A witness in a murder case was secretly paid by government agents; it's a fact never revealed to juries or to defense attorneys in court trials for a Memphis man who has maintained his innocence for nearly two decades.
Andrew Thomas was convicted in 2001 of the 1997 shooting death of an armored truck driver. He's appealed the conviction (and lost) several times. But last week the U.S. Court of Appeals for the Sixth Circuit heard the case again, this time to consider whether or not open knowledge of a $750 payment to a key witness would have changed the outcome of the trial.
The payment to the witness was made while the U.S. Attorney prosecuted the case. The case became a murder trial when the victim died two years after the shooting. Shelby County District Attorney General (SCDAG) Amy Weirich was the lead prosecutor on Thomas' murder trial. She did not disclose the fact that the witness had been paid to Thomas' attorneys or to jury members during the trial. It is not known if Weirich knew about the payment.
Oral arguments were slated to continue this week in the appeals court on Thomas' case.
State seeks more discipline on Weirich
State attorneys want to increase disciplinary actions against SCDAG Weirich.
Weirich already faces discipline from the Tennessee Supreme Court's Board of Professional Responsibility (TBPR) for her conduct during the 2009 murder trial of Noura Jackson. Weirich was the lead attorney on the case.

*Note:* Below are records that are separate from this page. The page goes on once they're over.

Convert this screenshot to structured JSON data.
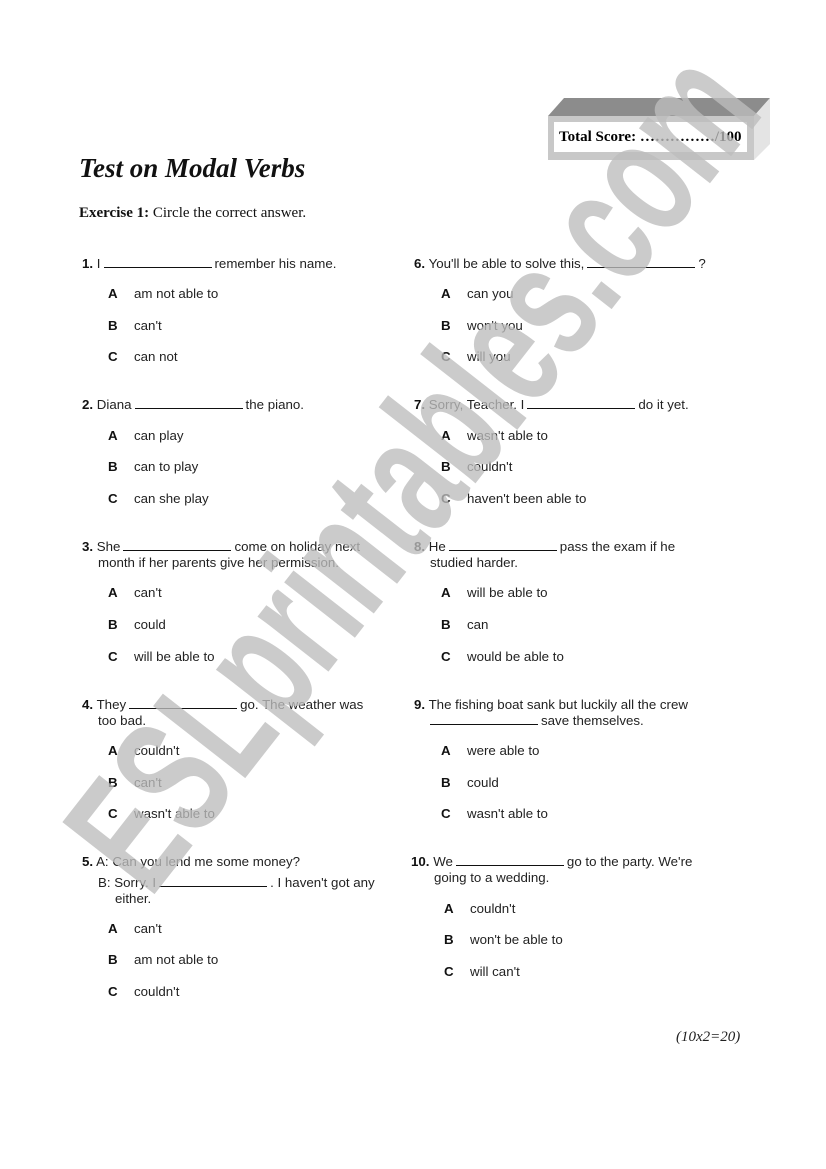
{
  "score": {
    "label": "Total Score: ……………/100"
  },
  "title": "Test on Modal Verbs",
  "exercise": {
    "label": "Exercise 1:",
    "instruction": "Circle the correct answer."
  },
  "questions": [
    {
      "num": "1.",
      "pre": "I",
      "post": "remember his name.",
      "cont": "",
      "options": [
        {
          "letter": "A",
          "text": "am not able to"
        },
        {
          "letter": "B",
          "text": "can't"
        },
        {
          "letter": "C",
          "text": "can not"
        }
      ]
    },
    {
      "num": "2.",
      "pre": "Diana",
      "post": "the piano.",
      "cont": "",
      "options": [
        {
          "letter": "A",
          "text": "can play"
        },
        {
          "letter": "B",
          "text": "can to play"
        },
        {
          "letter": "C",
          "text": "can she play"
        }
      ]
    },
    {
      "num": "3.",
      "pre": "She",
      "post": "come on holiday next",
      "cont": "month if her parents give her permission.",
      "options": [
        {
          "letter": "A",
          "text": "can't"
        },
        {
          "letter": "B",
          "text": "could"
        },
        {
          "letter": "C",
          "text": "will be able to"
        }
      ]
    },
    {
      "num": "4.",
      "pre": "They",
      "post": "go. The weather was",
      "cont": "too bad.",
      "options": [
        {
          "letter": "A",
          "text": "couldn't"
        },
        {
          "letter": "B",
          "text": "can't"
        },
        {
          "letter": "C",
          "text": "wasn't able to"
        }
      ]
    },
    {
      "num": "5.",
      "pre": "A: Can you lend me some money?",
      "line2_pre": "B: Sorry. I",
      "line2_post": ". I haven't got any",
      "cont": "either.",
      "options": [
        {
          "letter": "A",
          "text": "can't"
        },
        {
          "letter": "B",
          "text": "am not able to"
        },
        {
          "letter": "C",
          "text": "couldn't"
        }
      ]
    },
    {
      "num": "6.",
      "pre": "You'll be able to solve this,",
      "post": "?",
      "cont": "",
      "options": [
        {
          "letter": "A",
          "text": "can you"
        },
        {
          "letter": "B",
          "text": "won't you"
        },
        {
          "letter": "C",
          "text": "will you"
        }
      ]
    },
    {
      "num": "7.",
      "pre": "Sorry, Teacher. I",
      "post": "do it yet.",
      "cont": "",
      "options": [
        {
          "letter": "A",
          "text": "wasn't able to"
        },
        {
          "letter": "B",
          "text": "couldn't"
        },
        {
          "letter": "C",
          "text": "haven't been able to"
        }
      ]
    },
    {
      "num": "8.",
      "pre": "He",
      "post": "pass the exam if he",
      "cont": "studied harder.",
      "options": [
        {
          "letter": "A",
          "text": "will be able to"
        },
        {
          "letter": "B",
          "text": "can"
        },
        {
          "letter": "C",
          "text": "would be able to"
        }
      ]
    },
    {
      "num": "9.",
      "pre": "The fishing boat sank but luckily all the crew",
      "post": "save themselves.",
      "cont": "",
      "options": [
        {
          "letter": "A",
          "text": "were able to"
        },
        {
          "letter": "B",
          "text": "could"
        },
        {
          "letter": "C",
          "text": "wasn't able to"
        }
      ]
    },
    {
      "num": "10.",
      "pre": "We",
      "post": "go to the party. We're",
      "cont": "going to a wedding.",
      "options": [
        {
          "letter": "A",
          "text": "couldn't"
        },
        {
          "letter": "B",
          "text": "won't be able to"
        },
        {
          "letter": "C",
          "text": "will can't"
        }
      ]
    }
  ],
  "points_note": "(10x2=20)",
  "watermark": "ESLprintables.com"
}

- Amy Weirich
State attorneys say Weirich never reviewed a critical piece of evidence, a handwritten statement from a witness. Therefore, she could not have determined whether or not the evidence would help Jackson's case, and "failed to exercise appropriate diligence in this matter."
No charges filed in police shooting death
The officers involved in last year's shooting death of Jonathan Bratcher will not face criminal charges, according to Weirich.
Bratcher, 32, was killed by police in January. He fired at officers after fleeing his vehicle to avoid arrest. Weirich said the officers had "lawful justification" to fire their weapons.
Big green goes green
An investment fund spent $3.2 million here to increase Memphis recycling efforts.
Officials announced last week the Closed Loop Fund loaned the amount to the city to aid the transition from a dual-stream recycling system to single-stream recycling.
The city will use the funds to buy 40,000 96-gallon recycling bins. The new, larger carts are expected to help divert 17,000 tons of trash from local landfills annually.
Raleigh Springs Mall project readies for take off
A judge could sign an order next week that would allow the much-delayed Raleigh Springs Mall project to get off the ground.
The plan would raze the existing mall building to make way for a new town center that would include a police precinct, a library, a green space, and more.
A tentative agreement has been reached between the city and one of the last remaining property owners in the mall area, said Memphis City Council member Bill Morrison. The agreement only needs the blessing of Shelby County Circuit Court Judge James Russell, who is set to review the matter on Friday, Nov. 18th.
The city council approved a vision plan for the Raleigh Redevelopment Project in November 2013. A year later, the council approved $23.7 million for the transformation project.